NRPM: Standards for Privacy of Individually Identifiable Health Information. ii. Incapacitated individuals.


If an individual is not able to make determinations as to whether location or status information should be released to family and friends, and had not in the past expressed a preference in this regard, we would leave the decision as to whether to include the individual in a directory to the discretion of the covered entity. Often individuals are unconscious or otherwise unable due to a medical condition to communicate their wishes to the entity and no representative is available to act for them. In these cases, we encourage the covered entity to take into consideration a number of factors when deciding whether or not to include such an individual in the directory:

  • Could disclosing that an individual is in the facility reasonably cause danger of harm to the individual? For example, if a person is unconscious and receiving treatment for injuries resulting from physical abuse from an unknown source, an entity may determine that revealing that the individual is in the facility could give the attacker enough information to seek out the individual and repeat the abuse.
  • Could disclosing the location within the facility of the patient give information about the condition of the patient? If a patient’s room number would reveal the nature of the medical condition, the entity may decide that it is inappropriate to give that information. For example, if one floor of a hospital has been specifically designated as the psychiatric floor, simply saying that a patient is located on that floor discloses some information about the condition of the individual.
  • Is it necessary or appropriate to give the status of a patient to family or friends? Covered entities often need information from family or friends for the treatment of an incapacitated individual. For example, if a patient is unconscious, family or friends may be able to give valuable information that will assist the care giver in making urgent decisions. Family members or friends may be able to give information on drugs or medications that the individual has been taking. On the other hand, it may be that revealing the status of an individual gives more information than the individual would have disclosed if they could make the determination themselves.

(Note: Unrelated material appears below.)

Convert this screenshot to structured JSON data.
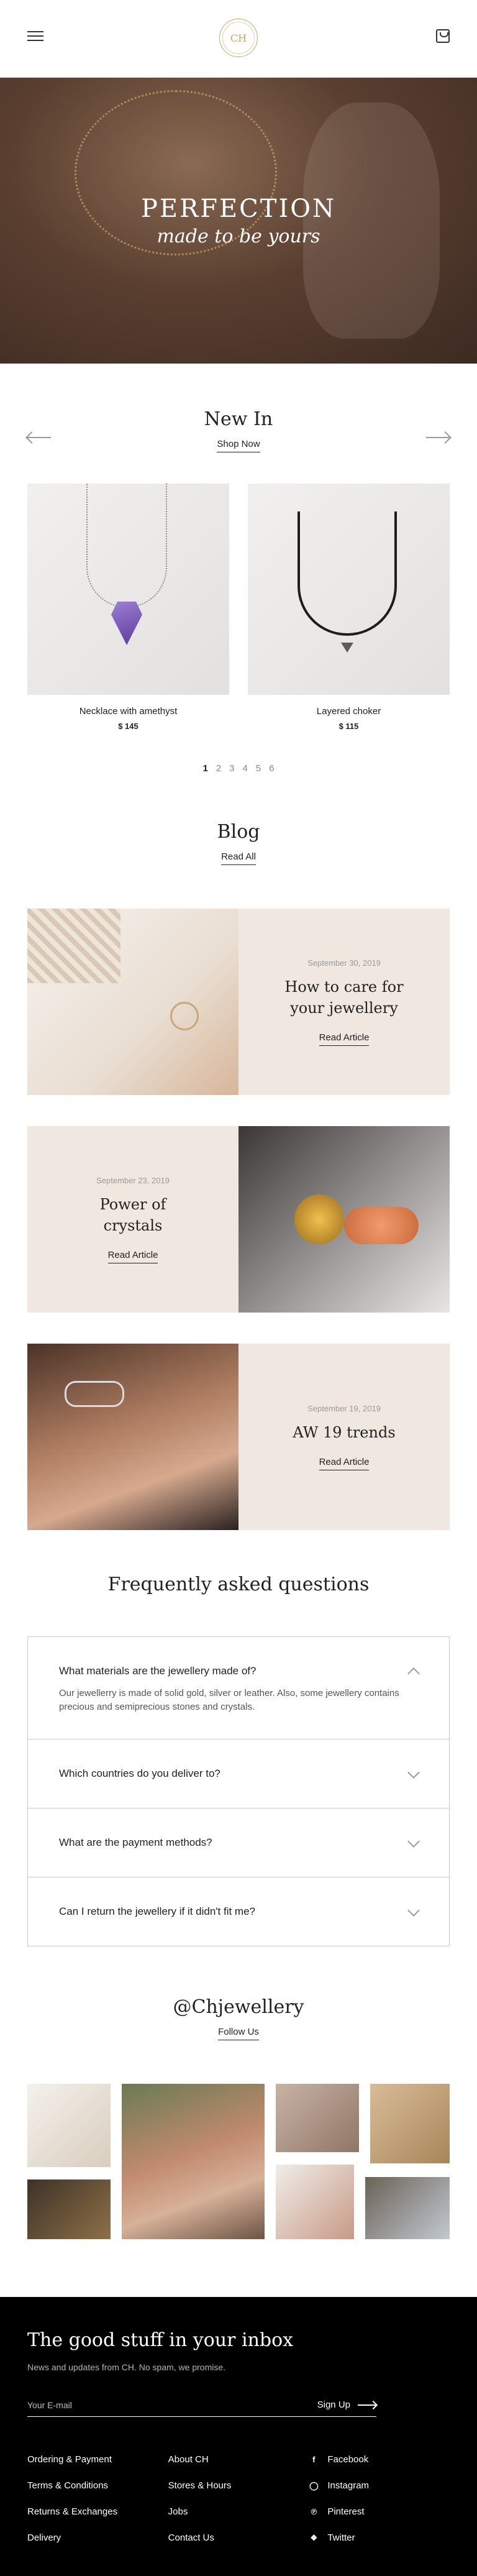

If an individual had, prior to becoming incapacitated, expressed a desire not to be included in such a directory and the covered entity learns of that statement of preference, the covered entity would be required to act in accordance with the stated preference.

Individuals who enter a facility incapacitated and then improve to the point of being able to make their own determinations should be asked within a reasonable time period for permission to include information in the facility’s directory.

When the condition of a individual who has opted not to allow protected health information to be included in the facility’s directory deteriorates, and the individual is no longer capable of making disclosure decisions, the covered entity would be required to abide by the individual’s initial decision. However, such a decision should not prevent a provider from contacting the family if such contact is required for good medical practice. A provider could need information from the family to treat a newly incapacitated person. If good medical practice would include contacting family or friends, the individual’s initial request should not prohibit such contact. But the covered entity would still be prohibited from including information about the individual in its directory.